When Torvald learns the truth about Krogstad's loan to Nora, he explodes. He berates Nora, denouncing her as a dishonest and immoral woman and an unfit mother. He declares that their marriage is over, and will only be preserved for the sake of appearance. When Krogstad tells him that he has no intention of blackmailing him, Torvald burns the incriminating evidence and takes back his harsh words to Nora. But instead of recognizing the agonizing choice Nora made for the sake of his health, he attributes her actions to her foolishness, which is one of her most endearing feminine traits.
Nora finally realizes that the strong and gallant man she thought she'd married is a weak-willed, hypocritical, self-absorbed narcissist whose love for her was really love for himself for being a wonderful husband. The play ends with Nora declaring that her sham of a marriage is over. She's leaving Torvald and her children and will live alone while she tries to find out who she is and decide what to do with her life. All her life, she's been treated like a doll - a plaything - first by her father, then by her husband, and she's not going to take it anymore.
Torvald insists that Nora do her duties as wife and mother, but Nora says that her first duty is to herself. She reveals that she had planned to kill herself to save Torvald's reputation because she thought that he would sacrifice his reputation to save hers. Now she knows that would have been a pointless act. Torvald only cares about himself. Before the curtain falls, Nora lets herself out of the house, leaving behind her wedding ring and keys. Her narcissistic husband is left behind as well, in a state of confusion.

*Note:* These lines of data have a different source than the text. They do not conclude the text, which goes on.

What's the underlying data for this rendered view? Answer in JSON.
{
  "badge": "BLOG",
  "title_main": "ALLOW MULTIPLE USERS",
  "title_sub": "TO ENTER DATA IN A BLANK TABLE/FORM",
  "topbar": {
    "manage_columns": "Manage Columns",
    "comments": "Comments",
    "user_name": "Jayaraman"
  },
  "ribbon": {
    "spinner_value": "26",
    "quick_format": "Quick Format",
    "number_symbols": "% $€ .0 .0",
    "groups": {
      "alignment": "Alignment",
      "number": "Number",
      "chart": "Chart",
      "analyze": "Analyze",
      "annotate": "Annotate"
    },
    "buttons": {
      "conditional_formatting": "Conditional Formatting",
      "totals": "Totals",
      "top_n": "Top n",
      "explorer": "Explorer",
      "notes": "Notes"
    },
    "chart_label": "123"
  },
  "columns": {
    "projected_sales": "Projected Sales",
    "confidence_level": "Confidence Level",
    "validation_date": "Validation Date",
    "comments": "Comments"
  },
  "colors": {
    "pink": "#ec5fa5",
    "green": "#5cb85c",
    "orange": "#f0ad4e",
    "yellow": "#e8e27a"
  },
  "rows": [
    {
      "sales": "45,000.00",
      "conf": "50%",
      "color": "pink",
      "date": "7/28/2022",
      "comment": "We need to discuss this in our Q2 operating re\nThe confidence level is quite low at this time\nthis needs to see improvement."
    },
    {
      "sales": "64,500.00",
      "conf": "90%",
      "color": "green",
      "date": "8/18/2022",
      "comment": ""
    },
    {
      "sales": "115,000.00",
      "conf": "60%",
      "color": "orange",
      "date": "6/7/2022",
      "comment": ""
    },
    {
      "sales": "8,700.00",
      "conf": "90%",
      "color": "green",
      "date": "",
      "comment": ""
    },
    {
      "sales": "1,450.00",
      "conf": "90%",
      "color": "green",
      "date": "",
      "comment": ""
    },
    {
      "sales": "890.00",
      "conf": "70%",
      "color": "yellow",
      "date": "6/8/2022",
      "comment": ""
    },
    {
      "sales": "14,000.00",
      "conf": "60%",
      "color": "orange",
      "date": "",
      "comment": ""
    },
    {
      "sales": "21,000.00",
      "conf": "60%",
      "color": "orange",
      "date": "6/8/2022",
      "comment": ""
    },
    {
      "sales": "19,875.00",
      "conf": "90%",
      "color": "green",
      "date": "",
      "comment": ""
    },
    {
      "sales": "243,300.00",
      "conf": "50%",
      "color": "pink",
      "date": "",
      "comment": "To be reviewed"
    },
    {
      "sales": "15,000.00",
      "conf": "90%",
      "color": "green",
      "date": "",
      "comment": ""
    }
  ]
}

A Doll's House was received with a mixture of high praise and loud cries of outrage. Ibsen's fellow playwright, George Bernard Shaw, found the play exhilarating. Most of Ibsen's fellow Scandinavians loved it; at the time the play premiered in Copenhagen, sales of printed copies were record breaking. But some critics saw in the play a direct assault on the sanctity of marriage.

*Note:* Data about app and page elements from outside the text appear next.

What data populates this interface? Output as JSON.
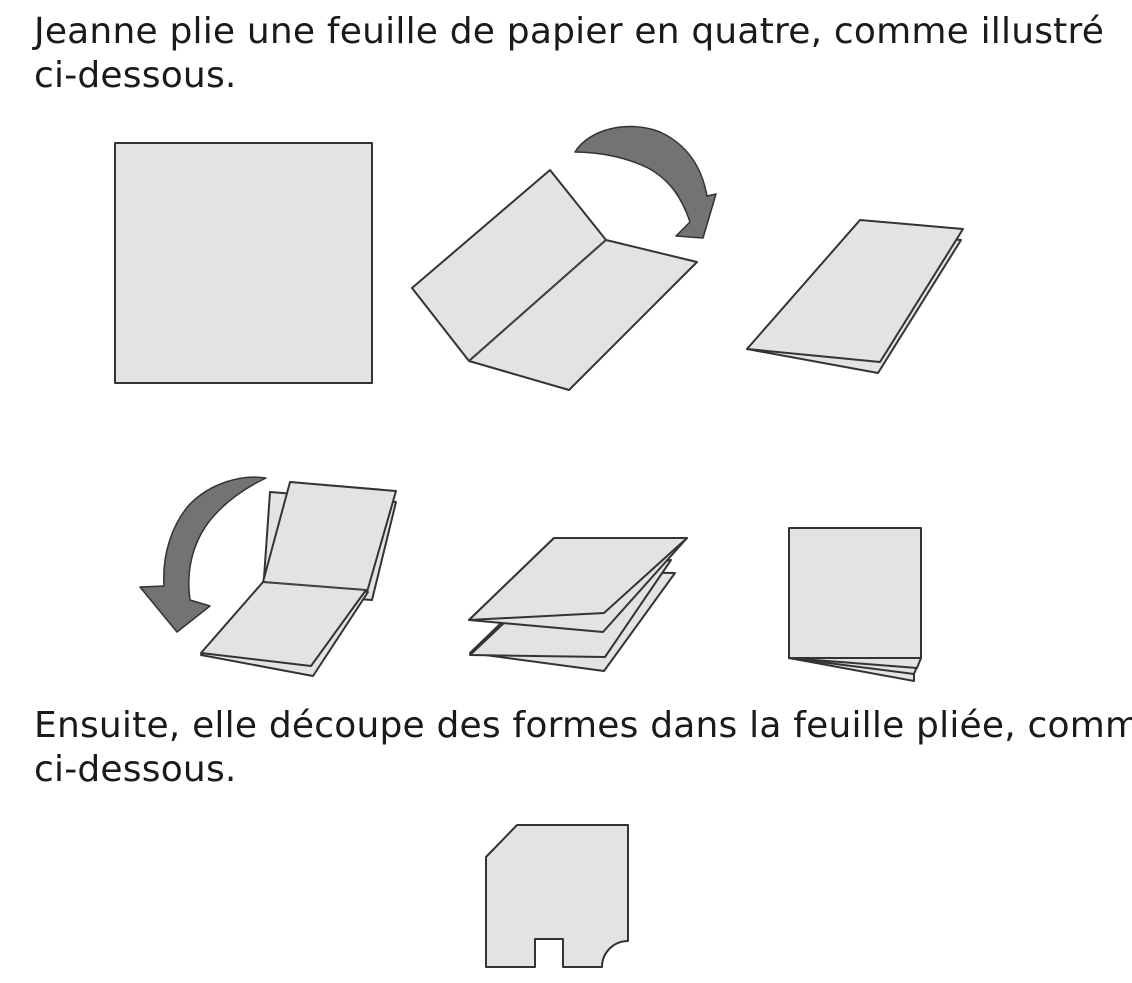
{
  "text": {
    "intro_line1": "Jeanne plie une feuille de papier en quatre, comme illustré",
    "intro_line2": "ci-dessous.",
    "cut_line1": "Ensuite, elle découpe des formes dans la feuille pliée, comme",
    "cut_line2": "ci-dessous."
  },
  "figures": {
    "folding_steps": [
      "flat-square-sheet",
      "first-fold-opening",
      "folded-in-half",
      "second-fold-opening",
      "folded-in-quarters-side",
      "folded-in-quarters-square"
    ],
    "arrow_icons": [
      "curved-arrow-clockwise",
      "curved-arrow-counterclockwise"
    ],
    "cut_shape": "folded-square-with-cutouts"
  },
  "colors": {
    "paper_fill": "#e3e3e4",
    "outline": "#333333",
    "arrow_fill": "#737373"
  }
}
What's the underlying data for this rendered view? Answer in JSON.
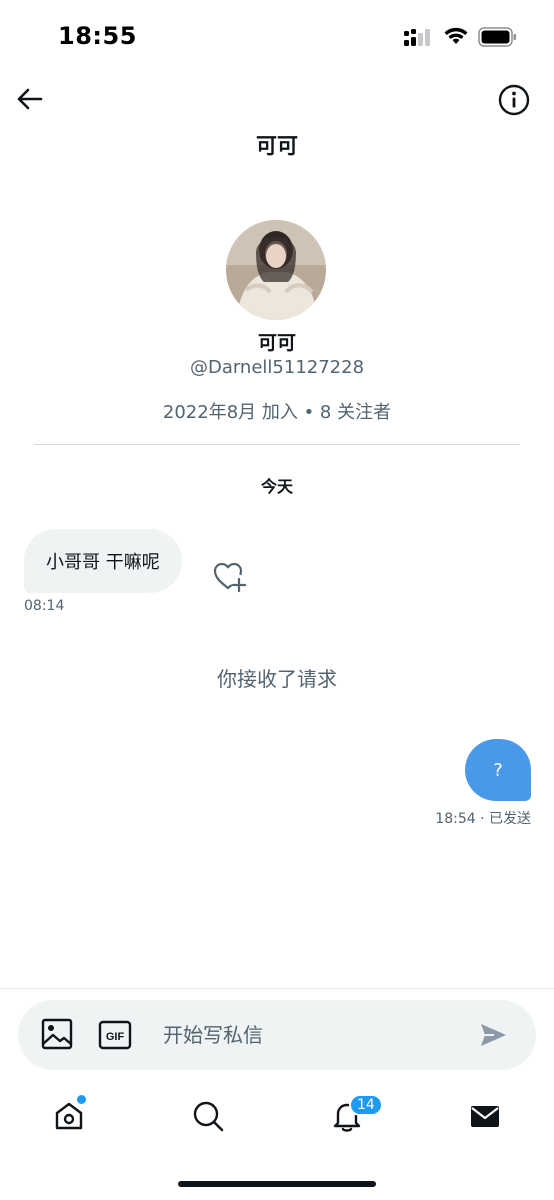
{
  "status_bar": {
    "time": "18:55"
  },
  "header": {
    "title": "可可"
  },
  "profile": {
    "name": "可可",
    "handle": "@Darnell51127228",
    "meta": "2022年8月 加入 • 8 关注者"
  },
  "conversation": {
    "day_label": "今天",
    "messages": [
      {
        "direction": "incoming",
        "text": "小哥哥 干嘛呢",
        "time": "08:14"
      },
      {
        "direction": "outgoing",
        "text": "?",
        "time_status": "18:54 · 已发送"
      }
    ],
    "system_note": "你接收了请求"
  },
  "composer": {
    "placeholder": "开始写私信"
  },
  "tab_bar": {
    "notifications_badge": "14",
    "home_has_dot": true
  },
  "colors": {
    "accent": "#1d9bf0",
    "outgoing_bubble": "#4a99e9",
    "incoming_bubble": "#eff3f4",
    "secondary_text": "#536471"
  }
}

For the play's debut in Germany, Ibsen was forced to write an alternate ending. The lead actress refused to play Nora as she was written, and producers demanded that the ending be changed as well, to make the play more palatable to conservative German audiences. So, in that production, instead of leaving her husband, Nora decides to stay with Torvald for the sake of their children. Ibsen later condemned the alternate ending as a disgrace to the original play, calling it a "barbaric outrage."

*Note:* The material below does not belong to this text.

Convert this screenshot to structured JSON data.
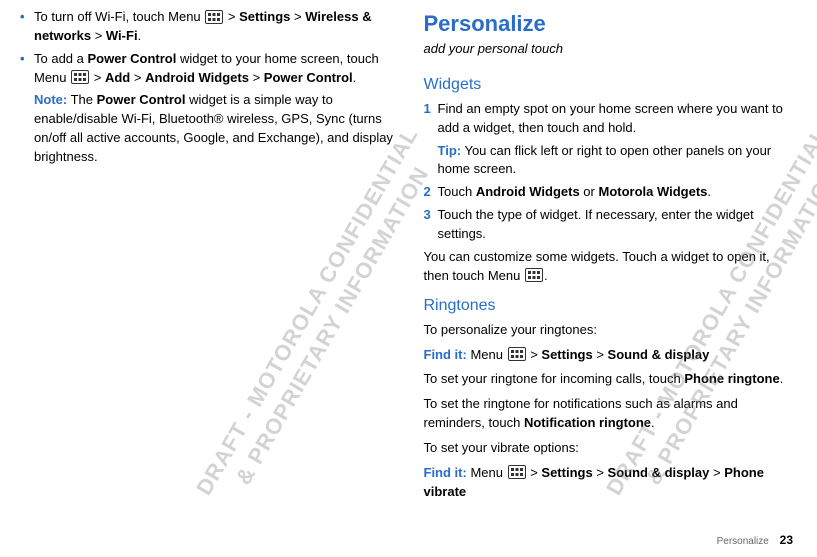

A Doll's House would later be adapted for the radio, screen, and television. It is rightfully considered to be one of the greatest plays ever written.
Quote Of The Day
"The majority is never right. Never, I tell you! That's one of these lies in society that no free and intelligent man can help rebelling against. Who are the people that make up the biggest proportion of the population -- the intelligent ones or the fools? I think we can agree it's the fools, no matter where you go in this world, it's the fools that form the overwhelming majority." - Henrik Ibsen
Today's video features a clip from a rare 1959 live TV production of A Doll's House, featuring Julie Harris and Christopher Plummer as Nora and Torvald. Enjoy!